I hope this helps, I organized it with the most to least invasive ideas here
If you want to eliminate the problem at the source then outside of what you have already mentioned you can vent the heads. Yeah, can't really reverse it, but it is an alternative to moongels, and rings, dots. The idea is to use packing tape to protect the head from splitting, and then using a safety pin to puncture a small vent hole. More holes mean more air venting out which reduces overtones and dries out the drum a little. I would use this as a last resort… honestly. If the drum begins to give you a problem and the drum heads are ones you really like “A LOT,” and you don’t want to change heads, then I would suggest increasing the air hole size, or even adding an air hole. A lot of folks use a 3/8” vent… well if your tom is pretty large in size/volume then maybe it is bouncing the air inside way too much. Think about the bass drum and then why people move to a ported head, because a floor tom isn’t too far off from a bass drum. If you are comfortable modifying the floor tom yourself then I would get a 1/2” air vent. They are cheap, like less than $5 usually and screw on very nicely after you increase the air hole size with a drill. Think before you drill… there is an inner and outer ply… if you drill on the seam of the ply expect nothing but trouble. You can also play dress-up and skirt the drum.

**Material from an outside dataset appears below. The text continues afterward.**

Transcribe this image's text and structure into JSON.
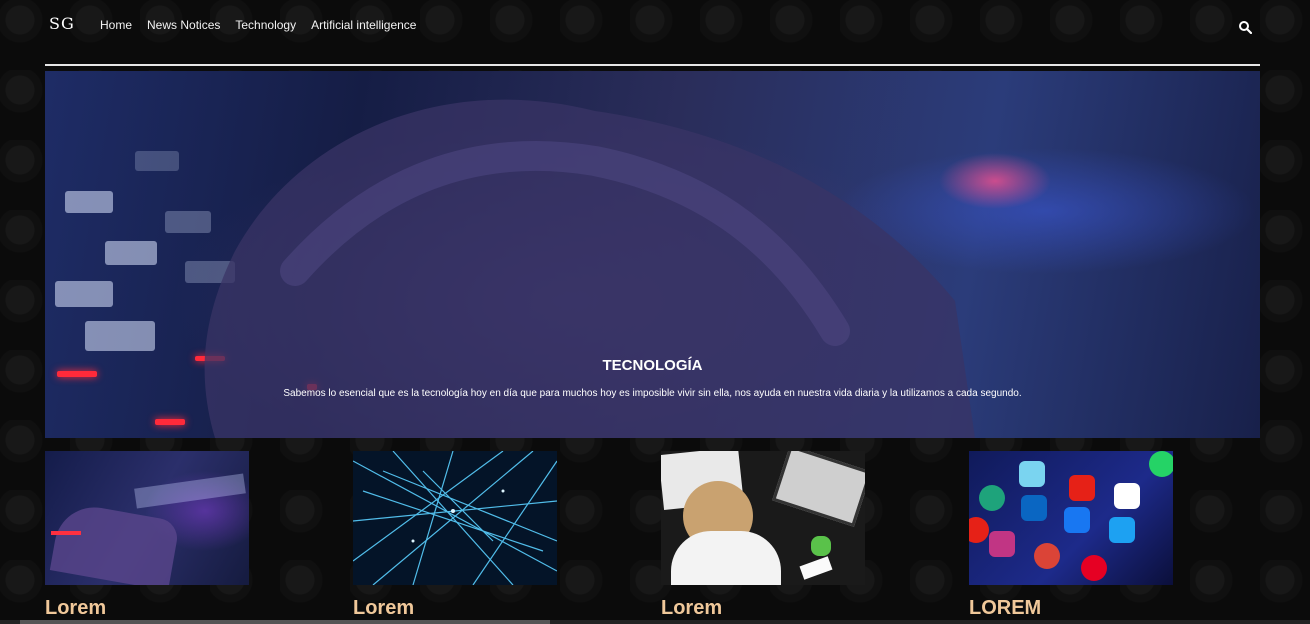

Crochet something nice with a little spandex band, or cut an old pillow case, and mount that puppy. It should kill some of the overtones.
Another thing... if you are using the same type of drum head on top and bottom they will tend to harmonize with each other better... increasing resonance and your problem. Next time you purchase heads try a different style of head or different ply it should help with decreasing resonance a little. I am guessing that since you have tuned up/down and it doesn’t help that you just might be using the same heads on top and bottom. I am not sure how learned you are on tuning, but for those who are not there are different theories: Tune them to the same pitch and they sing for a long time, different pitches do a phase cancellation and deaden the drum, but if you tune the heads with one being slightly higher or lower they can cause a nice pitch bend. I generally stick with keeping the resonant head very loose... trying to maintain that lowest possible pitch... and then tune the batter up a bit higher... This gives my toms depth, reduces some of the overtones, and makes them growl a bit. I have tried tuning my drums to specific pitches... it seems to mess with the drums too much, it sounds like I have them tuned way too tight. I am backing off and sticking with my tried and true method. This ends up being about 1 1/2 turns on each resonant lug and close to 2 turns for each batter head lug.
“Denial – it isn’t the drum it is everything else…”
Hope that title got you to laugh…
Remember that it might not be just the drum but the room you are working in. You may not have changed much there other than new heads... but when was the last time the drum was tuned with new heads in this spot with the furniture in this way. You can work with alternatives like dropping a thick folded blanket right under the floor tom, or adding some other sound dampening devices to the walls.
Well there it is
long winded as usual... but hopefully useful for you and anyone else
Let me know how this turns out.